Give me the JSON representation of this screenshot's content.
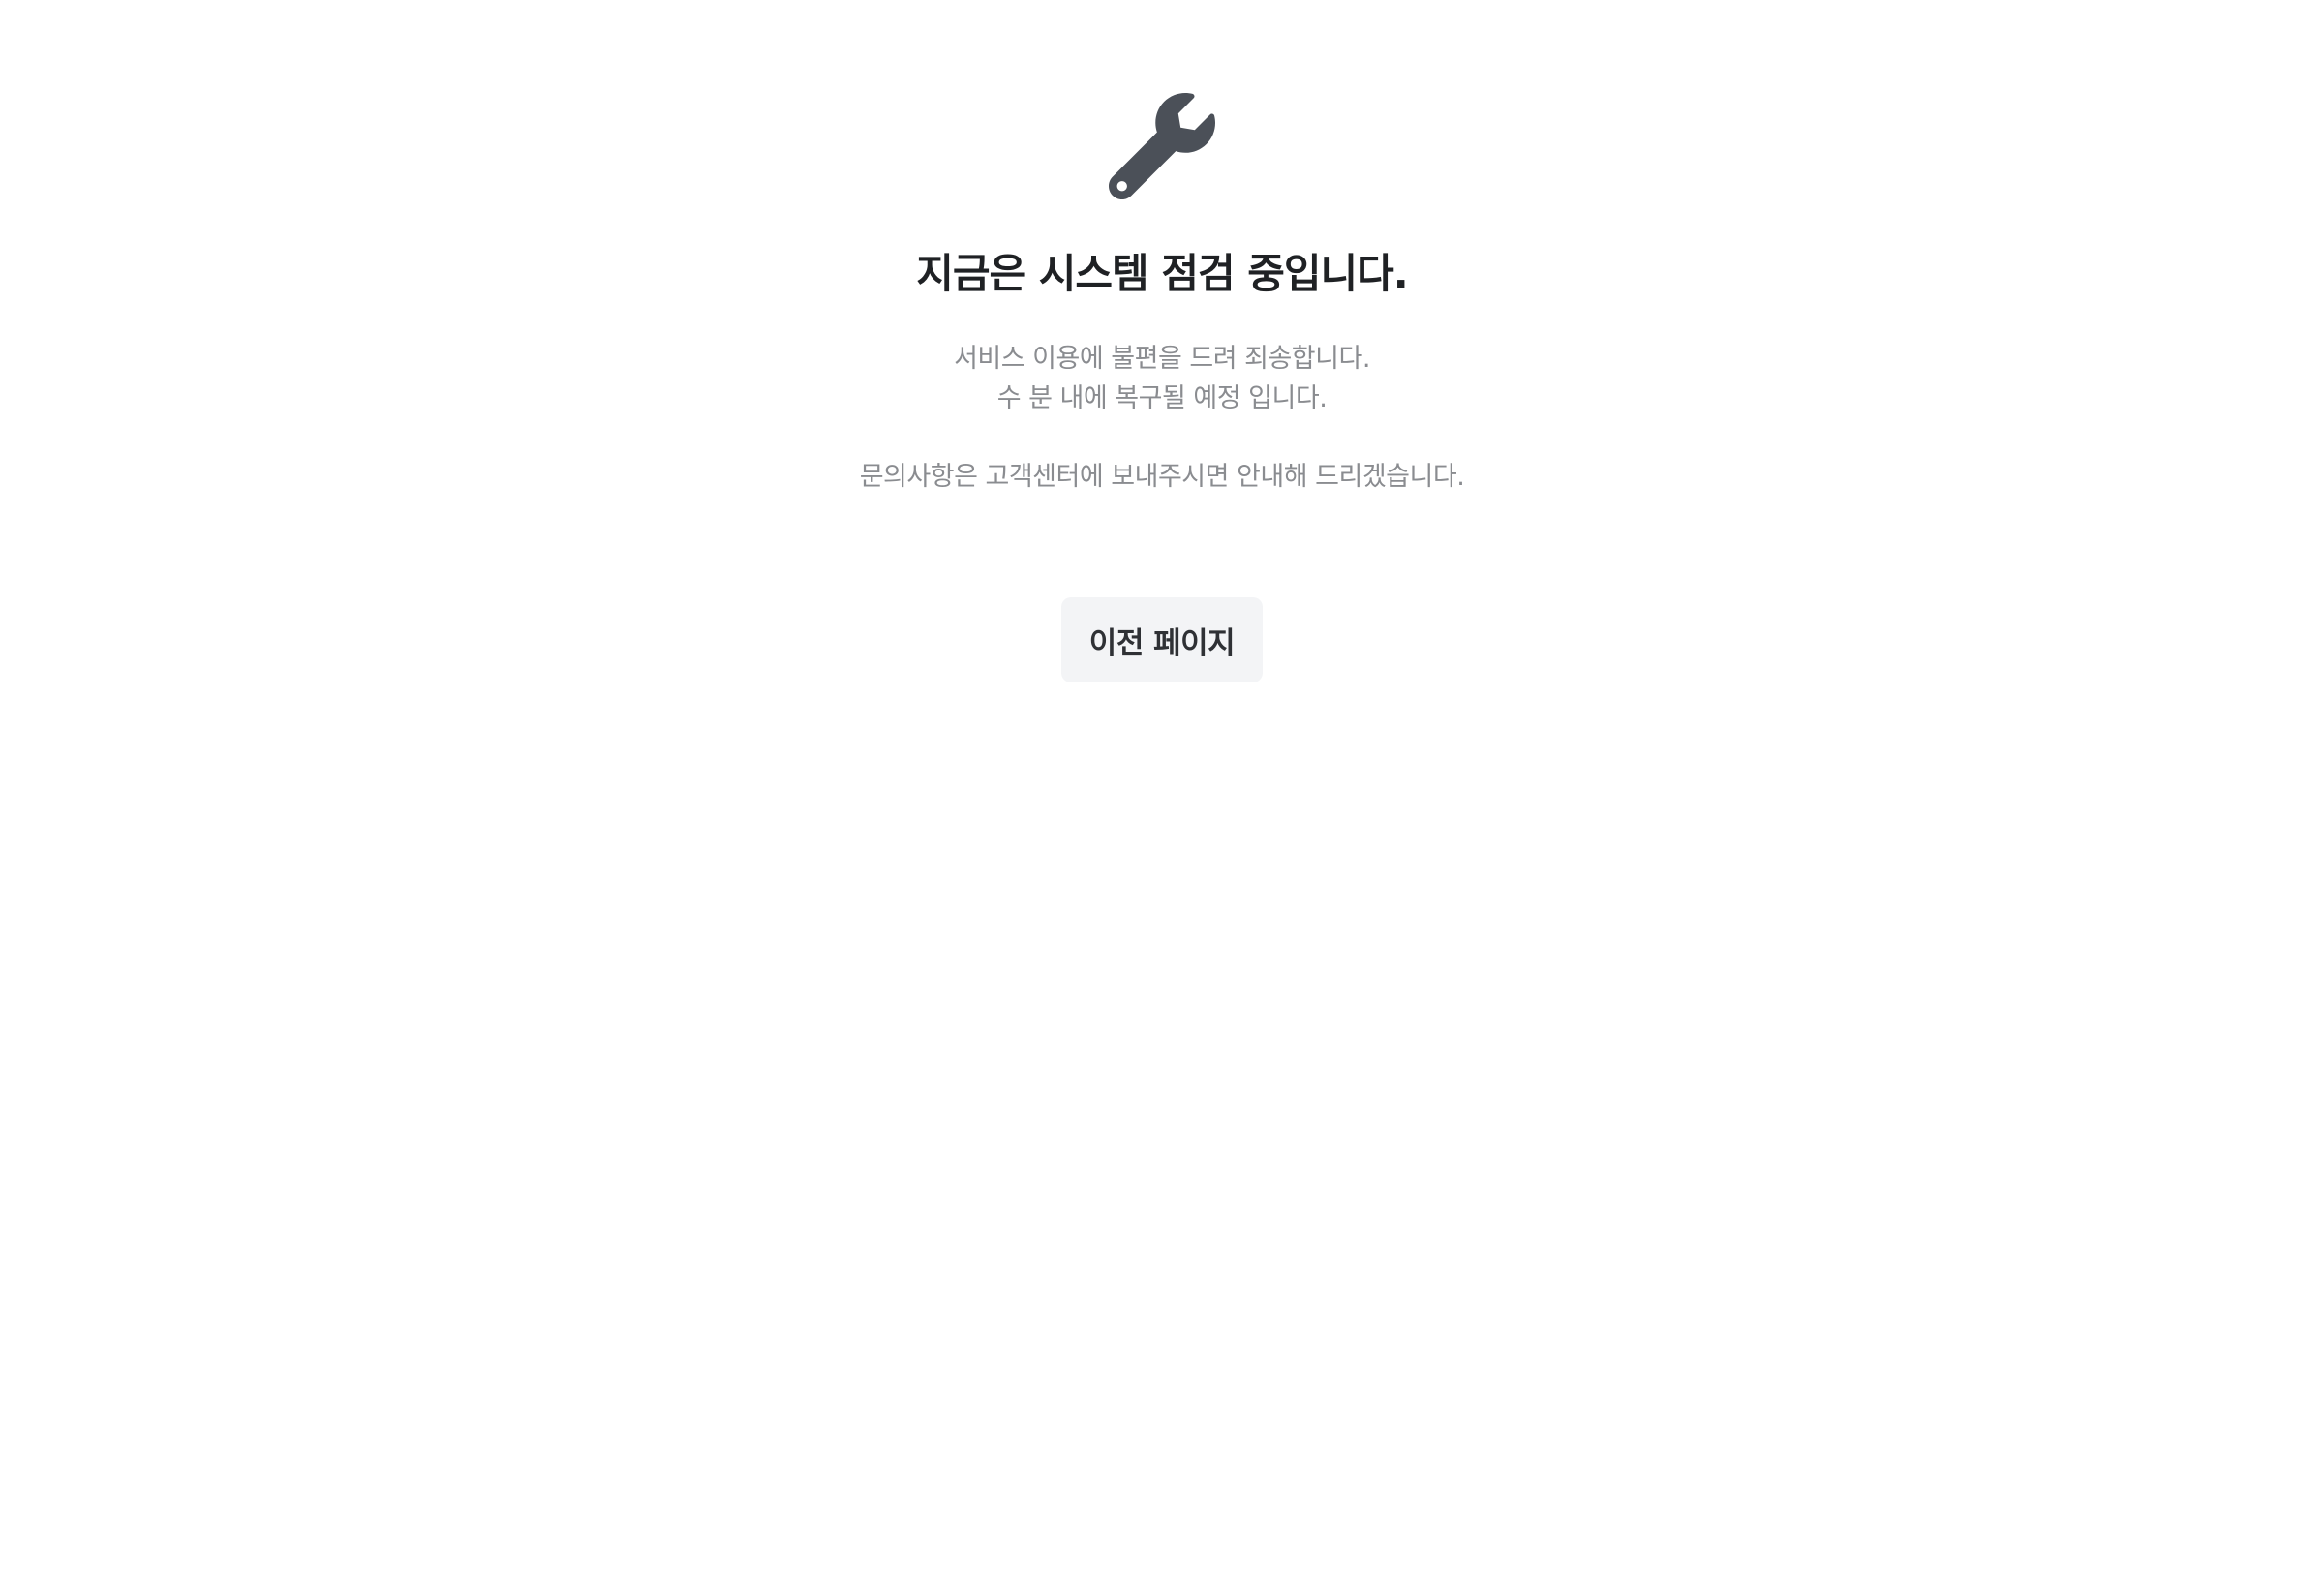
{
  "icon": {
    "name": "wrench-icon",
    "color": "#4b5058"
  },
  "title": "지금은 시스템 점검 중입니다.",
  "description": {
    "line1": "서비스 이용에 불편을 드려 죄송합니다.",
    "line2": "수 분 내에 복구될 예정 입니다."
  },
  "contact": "문의사항은 고객센터에 보내주시면 안내해 드리겠습니다.",
  "back_button": {
    "label": "이전 페이지"
  },
  "colors": {
    "title": "#1f2124",
    "text_secondary": "#8a8c90",
    "button_bg": "#f3f4f6",
    "button_text": "#2f3135"
  }
}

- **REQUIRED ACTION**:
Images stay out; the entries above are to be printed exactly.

- **RESULT**:
Give me the JSON representation of this screenshot's content.
{
  "icon": {
    "name": "wrench-icon",
    "color": "#4b5058"
  },
  "title": "지금은 시스템 점검 중입니다.",
  "description": {
    "line1": "서비스 이용에 불편을 드려 죄송합니다.",
    "line2": "수 분 내에 복구될 예정 입니다."
  },
  "contact": "문의사항은 고객센터에 보내주시면 안내해 드리겠습니다.",
  "back_button": {
    "label": "이전 페이지"
  },
  "colors": {
    "title": "#1f2124",
    "text_secondary": "#8a8c90",
    "button_bg": "#f3f4f6",
    "button_text": "#2f3135"
  }
}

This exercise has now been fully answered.